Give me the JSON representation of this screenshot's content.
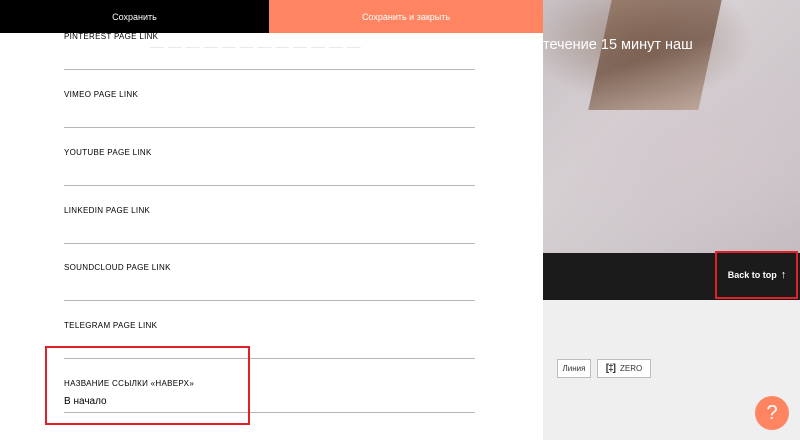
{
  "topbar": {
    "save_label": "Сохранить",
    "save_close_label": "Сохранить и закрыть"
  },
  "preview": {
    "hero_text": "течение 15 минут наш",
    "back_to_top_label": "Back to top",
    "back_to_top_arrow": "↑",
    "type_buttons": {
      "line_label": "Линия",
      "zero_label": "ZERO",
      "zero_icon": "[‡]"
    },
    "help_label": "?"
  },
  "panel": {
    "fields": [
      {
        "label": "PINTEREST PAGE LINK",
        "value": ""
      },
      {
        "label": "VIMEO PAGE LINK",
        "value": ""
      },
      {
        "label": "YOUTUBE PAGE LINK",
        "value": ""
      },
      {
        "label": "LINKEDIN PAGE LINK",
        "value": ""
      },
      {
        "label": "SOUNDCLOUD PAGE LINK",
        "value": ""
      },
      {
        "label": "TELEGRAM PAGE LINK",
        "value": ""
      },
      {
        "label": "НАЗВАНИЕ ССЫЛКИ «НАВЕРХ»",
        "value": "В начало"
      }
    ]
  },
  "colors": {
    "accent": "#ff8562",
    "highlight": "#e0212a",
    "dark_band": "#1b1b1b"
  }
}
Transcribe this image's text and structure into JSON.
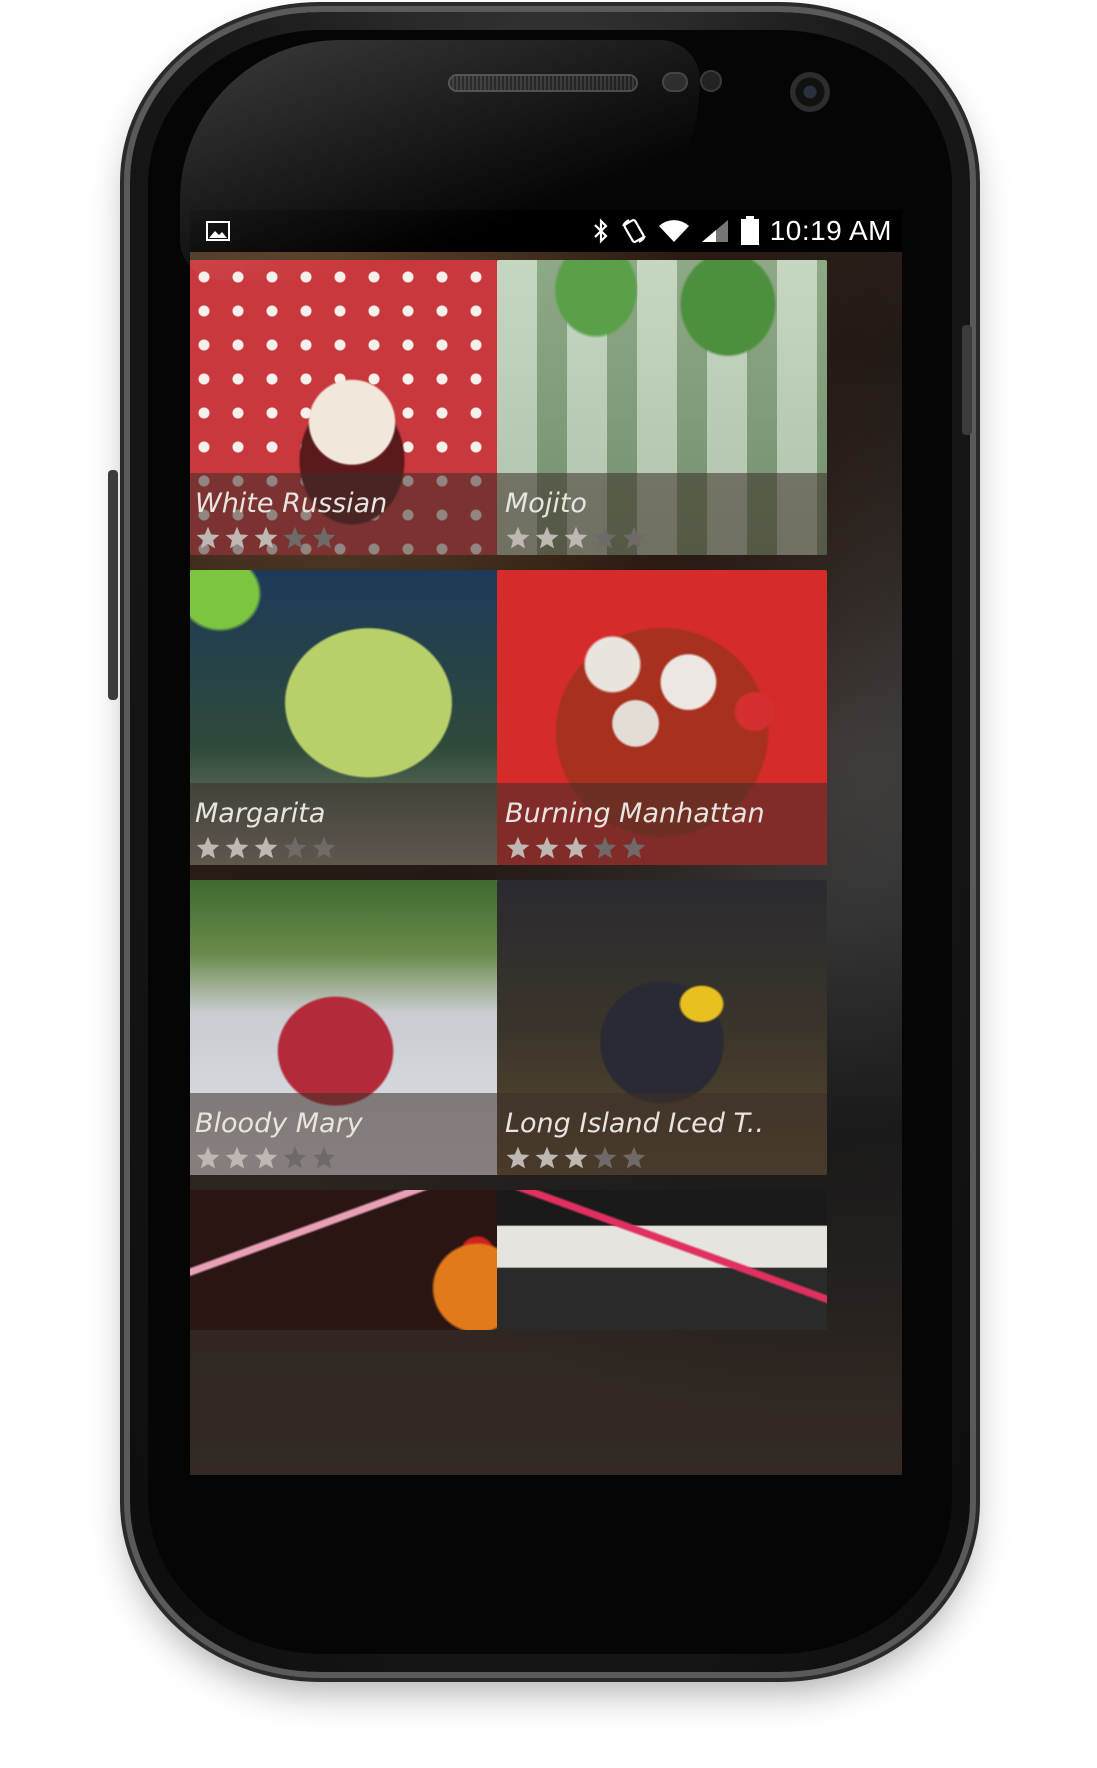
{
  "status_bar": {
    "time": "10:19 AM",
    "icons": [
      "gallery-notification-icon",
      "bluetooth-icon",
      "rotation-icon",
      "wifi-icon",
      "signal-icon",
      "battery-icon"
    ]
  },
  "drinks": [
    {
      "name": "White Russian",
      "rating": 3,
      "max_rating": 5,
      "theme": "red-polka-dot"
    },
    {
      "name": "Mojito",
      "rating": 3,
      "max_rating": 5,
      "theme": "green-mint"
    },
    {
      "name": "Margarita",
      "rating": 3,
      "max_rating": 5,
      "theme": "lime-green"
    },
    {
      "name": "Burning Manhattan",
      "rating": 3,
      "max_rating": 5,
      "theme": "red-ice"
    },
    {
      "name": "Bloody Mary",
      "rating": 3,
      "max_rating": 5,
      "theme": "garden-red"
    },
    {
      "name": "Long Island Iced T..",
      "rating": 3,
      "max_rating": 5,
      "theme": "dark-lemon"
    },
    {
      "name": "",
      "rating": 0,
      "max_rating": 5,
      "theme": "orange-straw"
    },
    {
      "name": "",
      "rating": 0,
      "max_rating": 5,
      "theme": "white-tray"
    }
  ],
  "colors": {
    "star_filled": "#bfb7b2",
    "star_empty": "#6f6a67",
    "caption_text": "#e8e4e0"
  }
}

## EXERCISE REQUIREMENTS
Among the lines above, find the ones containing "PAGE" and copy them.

## RESULT OF THIS EXERCISE
        "label": "PINTEREST PAGE LINK",
        "label": "VIMEO PAGE LINK",
        "label": "YOUTUBE PAGE LINK",
        "label": "LINKEDIN PAGE LINK",
        "label": "SOUNDCLOUD PAGE LINK",
        "label": "TELEGRAM PAGE LINK",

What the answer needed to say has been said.